Like a full gravy boat knocked over on an heirloom tablecloth, the fallout and spillover from the nastiest presidential election in U.S. history is set to spoil a lot of Thanksgiving dinners around the country.
And many of those food fights will carry over into December and result in quickly revised Christmas plans, canceled visits, or invitations revoked.
Writes Theunis Bates, managing editor of The Week magazine, “All over the U.S., friends and relatives who found themselves on opposite sides of the political divide are now wondering if they can sit across the table from one another and talk turkey.”

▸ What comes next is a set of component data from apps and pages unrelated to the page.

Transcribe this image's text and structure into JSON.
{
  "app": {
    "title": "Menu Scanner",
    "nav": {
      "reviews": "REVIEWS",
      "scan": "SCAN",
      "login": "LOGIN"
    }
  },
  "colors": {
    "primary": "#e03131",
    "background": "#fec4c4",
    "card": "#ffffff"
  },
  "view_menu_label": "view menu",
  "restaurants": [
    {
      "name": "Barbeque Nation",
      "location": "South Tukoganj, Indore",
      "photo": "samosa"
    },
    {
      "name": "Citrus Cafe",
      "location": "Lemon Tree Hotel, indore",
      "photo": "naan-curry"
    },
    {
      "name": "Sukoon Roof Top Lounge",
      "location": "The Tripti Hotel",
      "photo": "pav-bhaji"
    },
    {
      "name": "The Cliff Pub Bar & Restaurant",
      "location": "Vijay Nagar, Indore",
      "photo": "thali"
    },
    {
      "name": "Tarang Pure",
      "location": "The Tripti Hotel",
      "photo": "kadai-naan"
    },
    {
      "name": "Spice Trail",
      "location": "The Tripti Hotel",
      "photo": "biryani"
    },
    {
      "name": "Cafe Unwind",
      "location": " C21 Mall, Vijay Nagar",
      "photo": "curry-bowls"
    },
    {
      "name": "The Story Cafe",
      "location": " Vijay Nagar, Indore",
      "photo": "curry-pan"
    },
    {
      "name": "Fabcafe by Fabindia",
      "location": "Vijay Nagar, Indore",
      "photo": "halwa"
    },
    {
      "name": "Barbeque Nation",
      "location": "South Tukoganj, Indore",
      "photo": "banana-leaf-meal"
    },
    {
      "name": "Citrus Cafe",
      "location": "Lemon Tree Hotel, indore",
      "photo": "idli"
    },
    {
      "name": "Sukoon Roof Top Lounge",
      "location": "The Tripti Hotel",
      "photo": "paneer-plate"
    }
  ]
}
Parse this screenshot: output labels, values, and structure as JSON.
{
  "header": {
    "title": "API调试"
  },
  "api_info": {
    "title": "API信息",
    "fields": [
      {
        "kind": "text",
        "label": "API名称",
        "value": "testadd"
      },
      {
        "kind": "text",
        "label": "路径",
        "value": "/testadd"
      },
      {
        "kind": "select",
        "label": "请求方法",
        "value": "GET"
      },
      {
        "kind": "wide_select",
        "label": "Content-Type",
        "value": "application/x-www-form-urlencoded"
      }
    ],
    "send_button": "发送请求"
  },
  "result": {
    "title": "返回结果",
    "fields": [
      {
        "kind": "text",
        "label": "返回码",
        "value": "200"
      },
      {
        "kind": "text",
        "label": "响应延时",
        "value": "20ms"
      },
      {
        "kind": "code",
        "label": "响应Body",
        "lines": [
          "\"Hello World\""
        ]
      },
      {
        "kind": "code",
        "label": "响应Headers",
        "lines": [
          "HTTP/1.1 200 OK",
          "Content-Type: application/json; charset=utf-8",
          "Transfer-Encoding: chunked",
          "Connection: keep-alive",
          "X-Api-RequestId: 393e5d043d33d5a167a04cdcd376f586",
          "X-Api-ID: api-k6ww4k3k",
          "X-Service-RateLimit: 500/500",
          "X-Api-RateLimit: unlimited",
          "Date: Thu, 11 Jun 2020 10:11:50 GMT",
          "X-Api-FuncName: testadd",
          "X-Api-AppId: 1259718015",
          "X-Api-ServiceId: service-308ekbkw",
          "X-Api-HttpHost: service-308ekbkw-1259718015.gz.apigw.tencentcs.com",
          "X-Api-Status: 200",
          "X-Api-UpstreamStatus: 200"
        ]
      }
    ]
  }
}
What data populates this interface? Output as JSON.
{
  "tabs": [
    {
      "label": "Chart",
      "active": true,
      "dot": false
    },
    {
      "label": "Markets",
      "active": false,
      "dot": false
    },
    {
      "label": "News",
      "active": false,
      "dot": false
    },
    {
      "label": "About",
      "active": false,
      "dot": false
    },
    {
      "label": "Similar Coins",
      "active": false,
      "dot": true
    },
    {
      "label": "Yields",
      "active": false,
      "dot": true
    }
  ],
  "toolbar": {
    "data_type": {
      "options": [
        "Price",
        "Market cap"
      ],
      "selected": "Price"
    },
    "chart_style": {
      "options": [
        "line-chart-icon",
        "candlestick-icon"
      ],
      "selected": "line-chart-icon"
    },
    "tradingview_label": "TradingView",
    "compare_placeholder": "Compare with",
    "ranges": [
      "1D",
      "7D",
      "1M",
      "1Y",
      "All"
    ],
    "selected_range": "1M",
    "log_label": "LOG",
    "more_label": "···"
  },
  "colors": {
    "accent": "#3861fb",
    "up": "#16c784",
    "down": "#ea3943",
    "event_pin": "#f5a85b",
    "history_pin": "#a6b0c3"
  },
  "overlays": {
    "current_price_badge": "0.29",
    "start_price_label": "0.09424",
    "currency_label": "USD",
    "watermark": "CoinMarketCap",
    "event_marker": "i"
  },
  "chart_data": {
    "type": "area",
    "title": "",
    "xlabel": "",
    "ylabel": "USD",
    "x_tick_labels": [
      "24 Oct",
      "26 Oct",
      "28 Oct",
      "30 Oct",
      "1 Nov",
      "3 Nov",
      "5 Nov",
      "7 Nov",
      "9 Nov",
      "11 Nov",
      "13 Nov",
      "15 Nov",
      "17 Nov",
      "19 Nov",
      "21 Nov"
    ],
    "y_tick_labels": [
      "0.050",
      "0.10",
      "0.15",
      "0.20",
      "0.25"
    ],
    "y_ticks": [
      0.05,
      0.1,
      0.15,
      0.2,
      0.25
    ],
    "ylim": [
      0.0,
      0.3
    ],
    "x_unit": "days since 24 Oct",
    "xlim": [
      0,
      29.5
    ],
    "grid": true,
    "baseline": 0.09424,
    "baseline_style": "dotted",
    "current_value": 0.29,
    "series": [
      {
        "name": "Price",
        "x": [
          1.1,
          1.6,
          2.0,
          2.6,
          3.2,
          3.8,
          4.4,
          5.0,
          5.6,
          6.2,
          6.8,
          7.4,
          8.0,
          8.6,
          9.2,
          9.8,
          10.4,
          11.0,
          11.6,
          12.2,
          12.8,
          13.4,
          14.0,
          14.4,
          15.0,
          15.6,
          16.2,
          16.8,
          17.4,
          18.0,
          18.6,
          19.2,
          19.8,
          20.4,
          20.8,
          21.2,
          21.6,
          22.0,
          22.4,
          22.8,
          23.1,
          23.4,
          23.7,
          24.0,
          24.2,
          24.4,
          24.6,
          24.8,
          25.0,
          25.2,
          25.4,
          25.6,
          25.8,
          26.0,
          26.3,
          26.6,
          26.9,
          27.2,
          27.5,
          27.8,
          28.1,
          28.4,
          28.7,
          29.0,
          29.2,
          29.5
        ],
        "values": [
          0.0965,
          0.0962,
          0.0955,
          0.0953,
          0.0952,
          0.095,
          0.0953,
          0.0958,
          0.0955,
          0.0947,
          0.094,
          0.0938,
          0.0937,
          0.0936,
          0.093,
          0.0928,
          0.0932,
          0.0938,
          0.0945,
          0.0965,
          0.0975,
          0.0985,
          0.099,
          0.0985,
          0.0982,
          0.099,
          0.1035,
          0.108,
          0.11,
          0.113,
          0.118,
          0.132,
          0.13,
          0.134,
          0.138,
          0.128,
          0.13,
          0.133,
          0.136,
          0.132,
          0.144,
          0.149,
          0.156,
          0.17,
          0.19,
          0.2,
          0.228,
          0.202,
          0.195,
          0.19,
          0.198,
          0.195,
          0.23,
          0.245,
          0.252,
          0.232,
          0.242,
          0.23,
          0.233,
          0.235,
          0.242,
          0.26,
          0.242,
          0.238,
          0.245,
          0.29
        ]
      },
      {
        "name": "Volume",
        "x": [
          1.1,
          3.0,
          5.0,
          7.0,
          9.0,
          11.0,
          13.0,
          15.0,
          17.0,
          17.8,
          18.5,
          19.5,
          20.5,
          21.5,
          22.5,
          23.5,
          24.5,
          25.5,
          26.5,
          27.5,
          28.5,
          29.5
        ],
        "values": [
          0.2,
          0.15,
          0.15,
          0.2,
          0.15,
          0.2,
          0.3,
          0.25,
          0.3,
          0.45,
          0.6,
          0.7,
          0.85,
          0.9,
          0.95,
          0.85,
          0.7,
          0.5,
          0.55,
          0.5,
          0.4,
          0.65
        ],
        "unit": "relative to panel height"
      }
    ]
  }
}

For months escalating personal posts on Facebook that commented about a favored or reviled candidate have often included an implicit (or even explicit) judgment about ignorant friends and/or family members who could intelligently or morally support an evil candidate like X or Y. The implied message is that unless you agree with me on this obvious choice then you don’t have a brain, a heart, a conscience or all three.
So I have some recommendations for making a holiday gathering that is supposed to be about not just gratitude but unity (as reflected in the first Thanksgiving being a potluck dinner with pilgrims and Indians).
If you are the host
If you are the host for Thanksgiving dinner, you might consider sending out a friendly, even playful, e-mail or text to your guests announcing that the home and table will be a Politics-Free Zone and that any violators will be sent to the children’s table and be served boiled hot dogs and macaroni & cheese. You may have to remind your spouse of the rules. The host family models the expectations for guests.
You can put up a friendly sign on the front door that says “Happy Thanksgiving! You Are Entering a Politics-Free Zone.”
What do I do if someone does start in on politics? Just give a quick and friendly reminder of the PFZ. Put a toy sheriff’s badge on your sweater and point at it with a smile and “ahem.” Because you can’t be everywhere in the house you might deputize another family member or guest. Yes, Andy and Barney are in charge of Thanksgiving this year.
But what if that doesn’t stop someone? Like a basketball or football referee you cannot allow the game to get out of hand. And as a host, you are 1) in charge and 2) have the responsibility of protecting your guests.
Plus, as the host you have likely done the bulk of the work for this occasion so let your attitude be, “I’ve busted my butt to make this day special and I’ll be damned if I’m going to let Uncle Frank or my sister Shelly ruin it!” By the way, don’t say that out loud. Just feel it and enforce it gently. And have your deputy back you up on it.
But what if my guest are all in political agreement? While there is certainly less risk of a tabletop war in that case, you have to decide if you are willing for politics to dominate the dinner discussion.
If you are the guest
As a guest you have to allow the host to set the boundaries for the gathering. Be careful not to overstep that boundary by announcing that you are hereby declaring this home to be a PFZ. At most you can mention the idea aloud in a casual and friendly manner, and if the host publicly affirms the idea then you leave the responsibility of reminder and enforcement to her.
Whether or not the host declares the home to be a PFZ, what do I do if someone says something offensive either in general or to another guest? While you may have to bite your tongue almost in half, I’d recommend staying silent and allowing the hosts to intervene. Even with the right intention of protecting someone from a bully, you risk jumping in too quickly or too aggressively. This is how barroom brawls in movies start.
What if the offensive remark is subtly or not so subtly directed at me? Again, you can always stitch your tongue back together later, but I don’t recommend a verbal retaliation. No, you should not accept being insulted and abused, but a factor in how you should respond is the fact that others are present for what it is supposed to be an enjoyable occasion for everyone. How you respond publicly to Aunt Ruth should differ from how you might respond to her in private.
Can you recall Clint Eastwood ever yelling? I can’t either. In his movies Eastwood is usually a man of few words, quiet strength, and a glare that can melt iron and steel.
“Yes, Ramon, but then he usually punches or shoots the bad guy.”
Right, and I highly recommend you not doing that. Stick with the glare. A fire needs kindling wood to keep burning so don’t supply it with your response. Others will likely intervene to defend you and/or the host should step in to remind everyone of the rules of the PFZ.
Note: these suggestions may also apply to Christmas gatherings when considering not only conversation but gift-giving. Maybe giving Ed a roll of Trump toilet paper or a Hillary voodoo doll to Catherine isn’t a good idea this year.
Ramon Presson, PhD, is a licensed marriage and family therapist in Franklin (www.LifeChangeCS.org) and the author of several books. Reach him at email@example.com.